__WORK TO BE COMPLETED__: Figure out the number of lines in the data that hold the string "this". Reply with that figure only.

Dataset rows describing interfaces
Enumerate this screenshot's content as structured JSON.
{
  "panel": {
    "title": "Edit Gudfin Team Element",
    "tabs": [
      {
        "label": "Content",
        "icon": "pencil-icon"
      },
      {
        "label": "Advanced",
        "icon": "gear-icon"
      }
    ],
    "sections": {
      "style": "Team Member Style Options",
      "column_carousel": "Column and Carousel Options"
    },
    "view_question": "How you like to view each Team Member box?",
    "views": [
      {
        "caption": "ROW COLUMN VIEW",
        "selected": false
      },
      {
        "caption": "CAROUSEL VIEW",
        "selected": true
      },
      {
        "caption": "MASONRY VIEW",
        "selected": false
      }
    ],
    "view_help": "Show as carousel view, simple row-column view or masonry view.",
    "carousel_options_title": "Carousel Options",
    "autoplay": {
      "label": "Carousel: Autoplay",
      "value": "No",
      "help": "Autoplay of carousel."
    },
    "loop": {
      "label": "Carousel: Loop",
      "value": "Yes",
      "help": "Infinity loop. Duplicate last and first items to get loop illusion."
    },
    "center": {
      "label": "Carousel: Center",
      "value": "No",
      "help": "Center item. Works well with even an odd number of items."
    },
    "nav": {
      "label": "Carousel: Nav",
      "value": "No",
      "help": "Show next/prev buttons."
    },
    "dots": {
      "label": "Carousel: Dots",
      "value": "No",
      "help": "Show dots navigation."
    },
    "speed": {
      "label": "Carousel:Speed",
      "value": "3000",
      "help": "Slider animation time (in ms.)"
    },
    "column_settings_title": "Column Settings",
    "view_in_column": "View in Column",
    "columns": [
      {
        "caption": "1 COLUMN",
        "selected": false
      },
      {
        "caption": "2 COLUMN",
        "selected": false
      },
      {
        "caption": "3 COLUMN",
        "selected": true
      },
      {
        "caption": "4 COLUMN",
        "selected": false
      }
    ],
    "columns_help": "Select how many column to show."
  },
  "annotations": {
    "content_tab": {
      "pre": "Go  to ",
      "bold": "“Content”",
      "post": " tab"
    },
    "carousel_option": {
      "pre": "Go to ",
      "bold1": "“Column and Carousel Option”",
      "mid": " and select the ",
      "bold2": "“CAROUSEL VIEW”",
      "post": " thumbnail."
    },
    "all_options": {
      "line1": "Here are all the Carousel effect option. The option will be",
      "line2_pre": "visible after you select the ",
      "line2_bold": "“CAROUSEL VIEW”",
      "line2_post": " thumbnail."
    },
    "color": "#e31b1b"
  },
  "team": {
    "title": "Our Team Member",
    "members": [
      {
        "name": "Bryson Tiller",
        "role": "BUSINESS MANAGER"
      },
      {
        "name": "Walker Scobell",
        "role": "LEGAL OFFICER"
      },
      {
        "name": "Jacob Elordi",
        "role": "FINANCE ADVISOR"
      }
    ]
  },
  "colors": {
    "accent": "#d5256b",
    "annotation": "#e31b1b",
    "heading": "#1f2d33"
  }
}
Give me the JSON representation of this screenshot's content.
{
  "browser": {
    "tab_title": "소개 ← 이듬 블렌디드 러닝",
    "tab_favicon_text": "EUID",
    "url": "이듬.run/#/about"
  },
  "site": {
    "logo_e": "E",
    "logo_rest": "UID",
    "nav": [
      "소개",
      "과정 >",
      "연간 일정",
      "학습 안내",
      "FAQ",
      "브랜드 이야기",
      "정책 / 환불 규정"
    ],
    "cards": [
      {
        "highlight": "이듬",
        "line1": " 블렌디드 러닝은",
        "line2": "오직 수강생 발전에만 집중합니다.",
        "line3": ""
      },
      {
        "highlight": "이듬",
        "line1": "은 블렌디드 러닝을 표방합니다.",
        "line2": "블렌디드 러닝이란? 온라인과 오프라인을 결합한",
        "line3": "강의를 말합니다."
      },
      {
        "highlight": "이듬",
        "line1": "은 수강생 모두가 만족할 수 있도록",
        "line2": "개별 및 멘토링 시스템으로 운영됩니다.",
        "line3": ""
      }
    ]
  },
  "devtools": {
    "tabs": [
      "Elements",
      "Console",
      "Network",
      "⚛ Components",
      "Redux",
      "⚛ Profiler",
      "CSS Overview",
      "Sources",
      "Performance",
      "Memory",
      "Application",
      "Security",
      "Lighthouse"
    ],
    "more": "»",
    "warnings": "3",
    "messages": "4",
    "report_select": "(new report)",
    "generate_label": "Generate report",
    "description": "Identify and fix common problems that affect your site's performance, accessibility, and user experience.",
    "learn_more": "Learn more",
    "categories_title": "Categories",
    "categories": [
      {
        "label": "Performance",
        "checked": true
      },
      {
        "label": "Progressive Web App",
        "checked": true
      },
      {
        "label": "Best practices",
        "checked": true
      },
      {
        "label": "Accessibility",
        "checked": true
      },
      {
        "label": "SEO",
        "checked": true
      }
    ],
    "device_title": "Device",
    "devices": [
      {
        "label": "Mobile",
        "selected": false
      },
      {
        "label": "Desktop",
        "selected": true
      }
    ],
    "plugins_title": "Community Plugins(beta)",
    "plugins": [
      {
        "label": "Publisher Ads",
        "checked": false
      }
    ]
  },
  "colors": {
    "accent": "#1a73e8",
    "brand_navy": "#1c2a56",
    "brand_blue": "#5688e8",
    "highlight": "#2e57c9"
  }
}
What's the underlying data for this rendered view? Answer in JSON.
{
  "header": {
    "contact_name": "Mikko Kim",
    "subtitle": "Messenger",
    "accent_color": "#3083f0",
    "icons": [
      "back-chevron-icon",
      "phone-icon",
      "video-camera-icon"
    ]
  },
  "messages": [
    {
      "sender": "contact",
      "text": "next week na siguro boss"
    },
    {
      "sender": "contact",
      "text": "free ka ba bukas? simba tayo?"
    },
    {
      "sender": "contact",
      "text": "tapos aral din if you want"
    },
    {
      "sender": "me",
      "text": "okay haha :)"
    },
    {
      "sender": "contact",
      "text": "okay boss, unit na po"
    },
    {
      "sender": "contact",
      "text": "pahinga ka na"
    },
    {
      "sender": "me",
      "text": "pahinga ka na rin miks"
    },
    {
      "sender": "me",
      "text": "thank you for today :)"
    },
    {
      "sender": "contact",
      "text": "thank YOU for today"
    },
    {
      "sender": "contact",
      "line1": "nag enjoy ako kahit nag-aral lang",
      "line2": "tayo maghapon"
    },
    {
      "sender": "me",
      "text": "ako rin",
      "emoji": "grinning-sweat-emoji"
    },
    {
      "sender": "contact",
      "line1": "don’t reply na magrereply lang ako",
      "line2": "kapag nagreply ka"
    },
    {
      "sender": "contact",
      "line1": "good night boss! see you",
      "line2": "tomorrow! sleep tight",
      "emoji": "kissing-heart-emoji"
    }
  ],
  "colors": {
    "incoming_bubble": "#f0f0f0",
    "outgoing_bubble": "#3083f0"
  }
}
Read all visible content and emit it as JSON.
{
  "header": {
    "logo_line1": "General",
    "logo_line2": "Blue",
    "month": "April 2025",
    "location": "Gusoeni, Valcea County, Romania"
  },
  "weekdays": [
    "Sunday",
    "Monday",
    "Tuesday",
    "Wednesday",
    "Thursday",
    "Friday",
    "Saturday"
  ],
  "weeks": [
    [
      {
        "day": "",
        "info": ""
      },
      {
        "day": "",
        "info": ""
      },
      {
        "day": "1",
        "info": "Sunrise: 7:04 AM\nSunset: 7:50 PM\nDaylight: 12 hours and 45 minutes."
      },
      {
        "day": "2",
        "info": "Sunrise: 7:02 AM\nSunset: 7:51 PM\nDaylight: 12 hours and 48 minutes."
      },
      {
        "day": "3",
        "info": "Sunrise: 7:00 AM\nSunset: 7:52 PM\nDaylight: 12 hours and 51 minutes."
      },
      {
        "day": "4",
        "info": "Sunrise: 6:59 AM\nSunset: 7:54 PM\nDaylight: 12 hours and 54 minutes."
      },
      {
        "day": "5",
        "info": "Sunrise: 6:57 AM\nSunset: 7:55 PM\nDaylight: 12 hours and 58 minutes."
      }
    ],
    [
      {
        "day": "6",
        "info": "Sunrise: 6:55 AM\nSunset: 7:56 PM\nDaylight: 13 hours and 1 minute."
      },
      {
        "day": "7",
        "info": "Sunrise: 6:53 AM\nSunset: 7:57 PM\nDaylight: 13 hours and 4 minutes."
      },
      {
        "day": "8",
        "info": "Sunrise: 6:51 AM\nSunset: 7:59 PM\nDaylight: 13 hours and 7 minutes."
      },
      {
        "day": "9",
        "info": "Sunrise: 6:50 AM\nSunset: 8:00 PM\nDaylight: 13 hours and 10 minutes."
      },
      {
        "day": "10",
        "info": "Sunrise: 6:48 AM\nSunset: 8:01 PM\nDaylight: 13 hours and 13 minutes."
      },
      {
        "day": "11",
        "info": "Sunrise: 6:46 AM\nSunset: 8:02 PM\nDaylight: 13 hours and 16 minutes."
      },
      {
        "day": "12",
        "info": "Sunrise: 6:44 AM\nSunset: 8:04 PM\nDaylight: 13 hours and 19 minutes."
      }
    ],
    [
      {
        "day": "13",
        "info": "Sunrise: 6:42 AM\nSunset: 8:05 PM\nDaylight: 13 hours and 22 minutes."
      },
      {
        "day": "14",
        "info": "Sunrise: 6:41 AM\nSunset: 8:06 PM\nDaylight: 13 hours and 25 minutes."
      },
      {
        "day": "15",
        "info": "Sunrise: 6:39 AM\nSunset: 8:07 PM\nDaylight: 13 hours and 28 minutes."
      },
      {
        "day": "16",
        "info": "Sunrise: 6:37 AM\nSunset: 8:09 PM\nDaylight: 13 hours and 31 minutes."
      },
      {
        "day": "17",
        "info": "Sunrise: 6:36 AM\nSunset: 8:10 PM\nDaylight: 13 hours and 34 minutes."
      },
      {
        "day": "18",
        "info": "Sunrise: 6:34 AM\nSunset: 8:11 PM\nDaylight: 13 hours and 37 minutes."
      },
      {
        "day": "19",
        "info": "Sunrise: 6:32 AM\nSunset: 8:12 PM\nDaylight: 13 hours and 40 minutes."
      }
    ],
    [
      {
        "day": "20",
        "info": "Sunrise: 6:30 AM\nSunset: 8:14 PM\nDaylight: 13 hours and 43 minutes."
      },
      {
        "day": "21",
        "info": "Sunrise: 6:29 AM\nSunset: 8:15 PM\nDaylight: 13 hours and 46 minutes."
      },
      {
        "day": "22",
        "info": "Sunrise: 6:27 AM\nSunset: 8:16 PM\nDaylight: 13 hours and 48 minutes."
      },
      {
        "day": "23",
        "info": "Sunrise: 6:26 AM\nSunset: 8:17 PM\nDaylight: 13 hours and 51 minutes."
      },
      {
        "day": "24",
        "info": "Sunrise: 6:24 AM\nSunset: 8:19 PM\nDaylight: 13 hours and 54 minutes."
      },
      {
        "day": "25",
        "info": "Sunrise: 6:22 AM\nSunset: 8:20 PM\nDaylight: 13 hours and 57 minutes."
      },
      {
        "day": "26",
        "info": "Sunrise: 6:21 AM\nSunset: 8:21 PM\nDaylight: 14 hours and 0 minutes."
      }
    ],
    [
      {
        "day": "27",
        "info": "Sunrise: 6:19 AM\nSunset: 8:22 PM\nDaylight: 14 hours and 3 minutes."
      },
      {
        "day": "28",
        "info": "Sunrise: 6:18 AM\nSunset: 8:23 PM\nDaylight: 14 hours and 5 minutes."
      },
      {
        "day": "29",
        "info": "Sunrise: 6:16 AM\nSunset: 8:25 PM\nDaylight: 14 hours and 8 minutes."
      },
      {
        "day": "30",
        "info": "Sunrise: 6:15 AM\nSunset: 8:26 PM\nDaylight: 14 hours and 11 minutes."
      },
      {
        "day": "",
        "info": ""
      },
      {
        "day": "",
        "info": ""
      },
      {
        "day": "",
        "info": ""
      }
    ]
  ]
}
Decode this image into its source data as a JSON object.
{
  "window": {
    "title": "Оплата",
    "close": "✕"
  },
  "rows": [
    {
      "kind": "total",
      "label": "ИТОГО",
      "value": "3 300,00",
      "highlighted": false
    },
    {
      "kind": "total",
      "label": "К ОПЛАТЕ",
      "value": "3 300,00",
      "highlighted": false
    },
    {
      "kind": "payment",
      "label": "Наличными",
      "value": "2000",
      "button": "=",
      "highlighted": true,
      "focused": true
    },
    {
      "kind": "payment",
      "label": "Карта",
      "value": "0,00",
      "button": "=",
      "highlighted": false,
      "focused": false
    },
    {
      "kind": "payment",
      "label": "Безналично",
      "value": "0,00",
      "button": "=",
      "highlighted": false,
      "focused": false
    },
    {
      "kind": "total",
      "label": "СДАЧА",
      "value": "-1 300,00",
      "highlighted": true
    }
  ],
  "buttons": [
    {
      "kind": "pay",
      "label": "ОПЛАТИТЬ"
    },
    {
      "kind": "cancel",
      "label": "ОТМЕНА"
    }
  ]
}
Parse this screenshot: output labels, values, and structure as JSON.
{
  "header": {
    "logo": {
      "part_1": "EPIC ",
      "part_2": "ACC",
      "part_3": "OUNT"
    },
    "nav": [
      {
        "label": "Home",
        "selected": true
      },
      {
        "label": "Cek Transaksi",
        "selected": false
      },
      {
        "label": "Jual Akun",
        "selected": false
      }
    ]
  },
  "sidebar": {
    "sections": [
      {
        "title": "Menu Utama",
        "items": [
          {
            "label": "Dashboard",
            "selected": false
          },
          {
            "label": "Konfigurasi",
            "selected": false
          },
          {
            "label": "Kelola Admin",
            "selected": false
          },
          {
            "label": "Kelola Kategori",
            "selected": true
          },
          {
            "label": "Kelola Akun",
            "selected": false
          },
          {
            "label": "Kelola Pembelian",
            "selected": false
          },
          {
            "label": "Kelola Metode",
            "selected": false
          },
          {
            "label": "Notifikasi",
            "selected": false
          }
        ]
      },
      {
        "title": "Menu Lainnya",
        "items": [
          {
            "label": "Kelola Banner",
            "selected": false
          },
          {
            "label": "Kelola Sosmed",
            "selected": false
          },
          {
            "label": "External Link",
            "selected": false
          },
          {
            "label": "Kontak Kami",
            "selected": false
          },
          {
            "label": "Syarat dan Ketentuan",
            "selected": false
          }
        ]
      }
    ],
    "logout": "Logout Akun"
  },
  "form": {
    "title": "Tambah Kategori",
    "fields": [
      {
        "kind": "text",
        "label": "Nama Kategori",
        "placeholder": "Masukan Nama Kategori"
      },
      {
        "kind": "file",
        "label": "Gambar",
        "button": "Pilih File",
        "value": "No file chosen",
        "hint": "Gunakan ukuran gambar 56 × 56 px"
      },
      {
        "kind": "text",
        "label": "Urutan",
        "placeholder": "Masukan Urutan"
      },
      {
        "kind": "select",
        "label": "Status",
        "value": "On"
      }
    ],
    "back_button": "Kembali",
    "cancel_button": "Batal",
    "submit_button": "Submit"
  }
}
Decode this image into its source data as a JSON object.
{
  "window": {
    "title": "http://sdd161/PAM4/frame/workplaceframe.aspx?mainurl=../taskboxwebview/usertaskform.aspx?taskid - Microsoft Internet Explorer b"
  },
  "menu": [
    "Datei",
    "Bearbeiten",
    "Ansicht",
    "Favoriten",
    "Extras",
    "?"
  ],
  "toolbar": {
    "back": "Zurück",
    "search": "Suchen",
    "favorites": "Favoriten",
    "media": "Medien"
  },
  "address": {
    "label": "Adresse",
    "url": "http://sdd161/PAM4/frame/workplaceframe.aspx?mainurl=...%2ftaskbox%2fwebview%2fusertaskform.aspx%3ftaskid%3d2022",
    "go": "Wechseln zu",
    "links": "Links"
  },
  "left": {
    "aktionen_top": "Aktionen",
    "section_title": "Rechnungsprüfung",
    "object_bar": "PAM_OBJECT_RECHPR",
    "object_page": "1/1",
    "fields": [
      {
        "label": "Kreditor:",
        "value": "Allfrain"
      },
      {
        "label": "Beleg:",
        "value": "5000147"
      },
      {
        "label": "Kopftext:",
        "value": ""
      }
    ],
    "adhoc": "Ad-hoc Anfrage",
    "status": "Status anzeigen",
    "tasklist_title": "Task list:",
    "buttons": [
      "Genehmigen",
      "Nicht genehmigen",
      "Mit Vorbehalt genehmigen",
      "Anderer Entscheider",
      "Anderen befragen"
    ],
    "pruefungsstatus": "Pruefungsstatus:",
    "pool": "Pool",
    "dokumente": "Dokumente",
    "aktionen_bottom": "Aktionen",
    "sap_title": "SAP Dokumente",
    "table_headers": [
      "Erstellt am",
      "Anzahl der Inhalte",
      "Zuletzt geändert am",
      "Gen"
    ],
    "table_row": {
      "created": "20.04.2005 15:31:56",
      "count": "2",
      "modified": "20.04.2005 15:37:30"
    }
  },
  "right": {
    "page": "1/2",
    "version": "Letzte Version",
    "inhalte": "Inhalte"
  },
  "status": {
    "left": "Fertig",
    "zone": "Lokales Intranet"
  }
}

__EXERCISE OUTPUT__: 6